Arts & Entertainment: August 16, 2001
“Heavier Than Heaven” by Charles Cross
Reviewed by Mark Lindquist
Special to The Seattle Times
Rock biographies became a publishing phenomenon after “No One Here Gets Out Alive,” the Jim Morrison biography, became a New York Times best seller in 1980.
For those of us who read “No One Here Gets Out Alive” when we were young aspiring writers or musicians, the book served as a guidebook and a reading list — Yes, yes, this is how an artist takes on the world.
Morrison read Nietzsche, Rimbaud, Blake, Huxley, Coleridge, Keroauc, Ginsberg, the beats, the Greeks, and any other writer a young artist should read. Morrison believed as Nietzsche wrote, “Say yes to life,” though he said yes to death at 27 in an accidental drug overdose.
Morrison took drugs to broaden his mind, to expand on life’s possibilities. At least that was the plan.
Kurt Cobain, the frontman for Nirvana — the band that first put Seattle on the rock ‘n’ roll map — was not the book-lover Morrison was. Cobain took drugs to kill the pain, both psychic and physical. He killed himself with a shotgun at 27.
Charles R. Cross, from a technical perspective, is a better journalist than Danny Sugerman or Jerry Hopkins, the authors of Morrison’s biography. Cross is more thorough, more cogent, less blinded by the glare of fame. Cross’ book lacks the vitality of Sugerman and Hopkins’ effort, but this may be in large part due to their respective subjects and the respective audiences.
Cross was editor of The Rocket, a Northwest music magazine, for 14 years. In the 1980s and early 1990s, there were talented and literate people at The Rocket, and its readership extended well beyond the small incestuous Seattle music scene. But by the year 2000, when The Rocket folded, it had become a magazine for people who weren’t readers. “Heavier Than Heaven” has that same problem.
Nirvana fans are a diverse mix, but they overlap more with the fan base of Guns N’ Roses than, say, the lettered folks who love R.E.M. and read book reviews. Cobain was well aware of this. On “In Bloom,” Cobain sang about fans who like his songs and like to sing along but “don’t know what it means.” These fans still bought his records. But they are not going to buy this book, because they don’t buy books.
If, however, you fit into the sub-category of Nirvana fans who do buy books, you should buy this one.
Fifteen other Cobain books are listed on Amazon.com, and I skimmed several, but none matches “Heavier Than Heaven” for research, accuracy and insider scoops. Sections of Cobain’s journals are excerpted, along with unsent letters and descriptions of Cobain’s drawings and other artwork.
Also, it’s worth noting that Cross, with unusual integrity for the field, did not allow the favor of his access to censor his reporting.
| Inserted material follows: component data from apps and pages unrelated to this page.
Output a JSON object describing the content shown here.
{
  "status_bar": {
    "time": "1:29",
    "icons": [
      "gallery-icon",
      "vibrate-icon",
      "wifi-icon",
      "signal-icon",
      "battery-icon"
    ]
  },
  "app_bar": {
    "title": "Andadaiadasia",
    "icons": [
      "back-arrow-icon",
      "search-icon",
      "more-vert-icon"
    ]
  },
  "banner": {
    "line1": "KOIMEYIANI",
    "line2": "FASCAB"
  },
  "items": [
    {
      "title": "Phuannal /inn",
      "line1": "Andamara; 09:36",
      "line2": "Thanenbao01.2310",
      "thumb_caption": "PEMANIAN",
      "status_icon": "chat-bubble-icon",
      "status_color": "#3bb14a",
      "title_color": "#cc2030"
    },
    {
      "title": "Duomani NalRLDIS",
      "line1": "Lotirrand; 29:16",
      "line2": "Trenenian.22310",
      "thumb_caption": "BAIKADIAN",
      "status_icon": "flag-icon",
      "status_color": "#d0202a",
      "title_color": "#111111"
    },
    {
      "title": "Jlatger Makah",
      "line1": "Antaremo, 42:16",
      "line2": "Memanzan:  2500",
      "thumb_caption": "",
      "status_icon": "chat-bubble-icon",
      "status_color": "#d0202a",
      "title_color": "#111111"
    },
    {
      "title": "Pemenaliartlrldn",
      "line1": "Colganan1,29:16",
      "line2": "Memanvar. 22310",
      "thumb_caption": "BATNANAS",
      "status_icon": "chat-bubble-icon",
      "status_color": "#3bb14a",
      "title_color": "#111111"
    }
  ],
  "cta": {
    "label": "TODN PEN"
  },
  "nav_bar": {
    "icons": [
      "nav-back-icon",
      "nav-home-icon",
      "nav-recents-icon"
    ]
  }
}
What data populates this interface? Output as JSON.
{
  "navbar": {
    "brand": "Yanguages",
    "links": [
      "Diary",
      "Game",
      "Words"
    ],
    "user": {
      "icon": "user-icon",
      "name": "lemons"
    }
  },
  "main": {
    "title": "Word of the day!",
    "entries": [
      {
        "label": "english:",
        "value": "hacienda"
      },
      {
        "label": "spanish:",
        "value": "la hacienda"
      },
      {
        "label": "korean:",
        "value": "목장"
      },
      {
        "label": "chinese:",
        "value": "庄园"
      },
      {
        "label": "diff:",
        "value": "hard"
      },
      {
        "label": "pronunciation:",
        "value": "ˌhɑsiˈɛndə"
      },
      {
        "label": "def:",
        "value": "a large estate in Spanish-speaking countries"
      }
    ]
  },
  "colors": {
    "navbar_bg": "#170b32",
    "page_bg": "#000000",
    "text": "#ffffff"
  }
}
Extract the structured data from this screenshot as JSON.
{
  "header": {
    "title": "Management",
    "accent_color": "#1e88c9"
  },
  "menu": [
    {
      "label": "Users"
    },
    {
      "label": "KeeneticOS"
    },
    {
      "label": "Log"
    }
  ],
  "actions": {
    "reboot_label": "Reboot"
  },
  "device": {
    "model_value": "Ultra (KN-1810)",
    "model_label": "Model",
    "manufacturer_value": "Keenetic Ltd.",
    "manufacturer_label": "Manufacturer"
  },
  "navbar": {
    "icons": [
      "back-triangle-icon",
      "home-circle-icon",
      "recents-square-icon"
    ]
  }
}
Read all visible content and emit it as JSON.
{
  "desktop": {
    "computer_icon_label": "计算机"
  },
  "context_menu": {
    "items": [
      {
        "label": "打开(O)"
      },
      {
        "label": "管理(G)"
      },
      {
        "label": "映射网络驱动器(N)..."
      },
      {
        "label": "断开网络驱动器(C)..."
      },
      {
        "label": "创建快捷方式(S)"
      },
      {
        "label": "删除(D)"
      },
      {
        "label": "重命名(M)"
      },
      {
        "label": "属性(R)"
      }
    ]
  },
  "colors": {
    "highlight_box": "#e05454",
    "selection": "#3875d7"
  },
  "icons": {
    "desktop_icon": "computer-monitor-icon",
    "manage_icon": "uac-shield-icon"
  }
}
The Cobain of “Heavier Than Heaven” is more complicated and infuriating than other portrayals of the Nirvana star.
Even if you kept up with the onslaught of publicity surrounding Cobain and his wife, Courtney Love, of the band Hole, Cross has new stories and details, especially about Cobain’s formative years and his conflicted approach to fame.
In classic Seattle fashion, Cobain thought it was uncool to admit he wanted to be successful. Cross also debunks some myths — Courtney Love did not turn Cobain into a junkie.
Cobain was a junkie before he was a rock star. He called heroin “heroine” and it was, to borrow Lou Reed’s phrase, his wife and his life. “Heavier Than Heaven” tells us the same thing writers from Jacqueline Susann to Norman Mailer have told us repeatedly: Fame and money and drugs don’t make the pain go away. Art, however, can grow out of the mess.
Cross’ prose style is workmanlike, apparently uninfluenced by the postmodern fiction and journalism so many contemporary nonfiction writers favor, but he gets the job done. Kurt Cobain, for better and worse, is the star of the show, along with his “heroine.” R.I.P.
Mark Lindquist’s third novel, “Never Mind Nirvana,” was released in paperback this summer by Villard Books.